Acknowledge the new normal.
To acknowledge the new normal means that you need to accept that things are different now and that you may have to make some changes in your life.
Remember, chronic illness can be unpredictable. There will be good days and bad days. Try to focus on the positive aspects of your relationship and how you can work together to make the most of the situation.
Communicate openly and honestly. Chronic illness can put a strain on any relationship. To help prevent divorce, it’s important to communicate openly and honestly with your spouse about how the illness is affecting you both.
Talk about your feelings, needs, and concerns. Seek professional counseling if needed. It’s also important to keep the lines of communication open between you and your children if they are old enough to understand what’s going on.
Make time for each other. It’s easy to get so caught up in taking care of a sick spouse that you forget to focus on your relationship. Make sure you schedule time for date nights, weekends away, or even just time to talk without distractions.
Divorce should always be a last resort. If you’re struggling to make your marriage work while dealing with chronic illness, consider seeking professional help. There are many resources available to help couples in your situation.

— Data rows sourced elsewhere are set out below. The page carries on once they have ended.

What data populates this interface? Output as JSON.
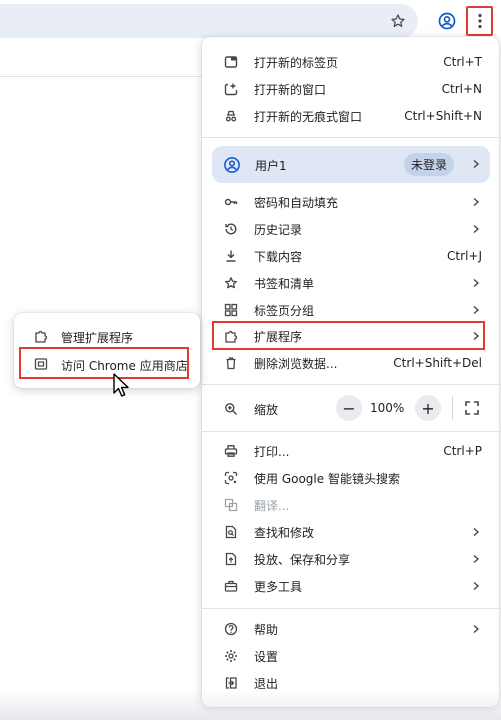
{
  "colors": {
    "highlight_red": "#e53935",
    "profile_bg": "#dfe7f5",
    "badge_bg": "#c5d3ea",
    "omnibox_bg": "#e9eef6"
  },
  "toolbar": {
    "star_icon": "star-icon",
    "profile_icon": "account-circle-icon",
    "menu_icon": "kebab-menu-icon"
  },
  "menu": {
    "new_tab": {
      "label": "打开新的标签页",
      "shortcut": "Ctrl+T"
    },
    "new_window": {
      "label": "打开新的窗口",
      "shortcut": "Ctrl+N"
    },
    "incognito": {
      "label": "打开新的无痕式窗口",
      "shortcut": "Ctrl+Shift+N"
    },
    "profile": {
      "label": "用户1",
      "badge": "未登录"
    },
    "passwords": {
      "label": "密码和自动填充"
    },
    "history": {
      "label": "历史记录"
    },
    "downloads": {
      "label": "下载内容",
      "shortcut": "Ctrl+J"
    },
    "bookmarks": {
      "label": "书签和清单"
    },
    "tab_groups": {
      "label": "标签页分组"
    },
    "extensions": {
      "label": "扩展程序"
    },
    "clear_data": {
      "label": "删除浏览数据...",
      "shortcut": "Ctrl+Shift+Del"
    },
    "zoom": {
      "label": "缩放",
      "value": "100%",
      "minus": "−",
      "plus": "+"
    },
    "print": {
      "label": "打印...",
      "shortcut": "Ctrl+P"
    },
    "google_lens": {
      "label": "使用 Google 智能镜头搜索"
    },
    "translate": {
      "label": "翻译..."
    },
    "find_edit": {
      "label": "查找和修改"
    },
    "cast_save_share": {
      "label": "投放、保存和分享"
    },
    "more_tools": {
      "label": "更多工具"
    },
    "help": {
      "label": "帮助"
    },
    "settings": {
      "label": "设置"
    },
    "exit": {
      "label": "退出"
    }
  },
  "submenu": {
    "manage": {
      "label": "管理扩展程序"
    },
    "store": {
      "label": "访问 Chrome 应用商店"
    }
  }
}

You may also want to consider how divorcing would affect your spouse’s health.
- Would it make their condition worse?
- Would they be able to care for themselves?
These are important factors to consider before making any decisions.
I hope this helps. You can be happy again. In most cases, a simple, honest conversation is the way to move forward. In order to make your marriage survive, both of you need to set some gentle boundaries. If you do, you’ll find more time for your own hobbies and interests, but it will also allow you to miss one another when you are separately doing your own things.
If you found this article helpful, please share it with others who may be struggling in a similar situation.
Wishing you both all the very best!
Hi, I’m Lucjan! The reason why I decided to create this blog was my beautiful wife, who experienced a lot of pain in life, but also the lack of information about endometriosis and fibromyalgia for men…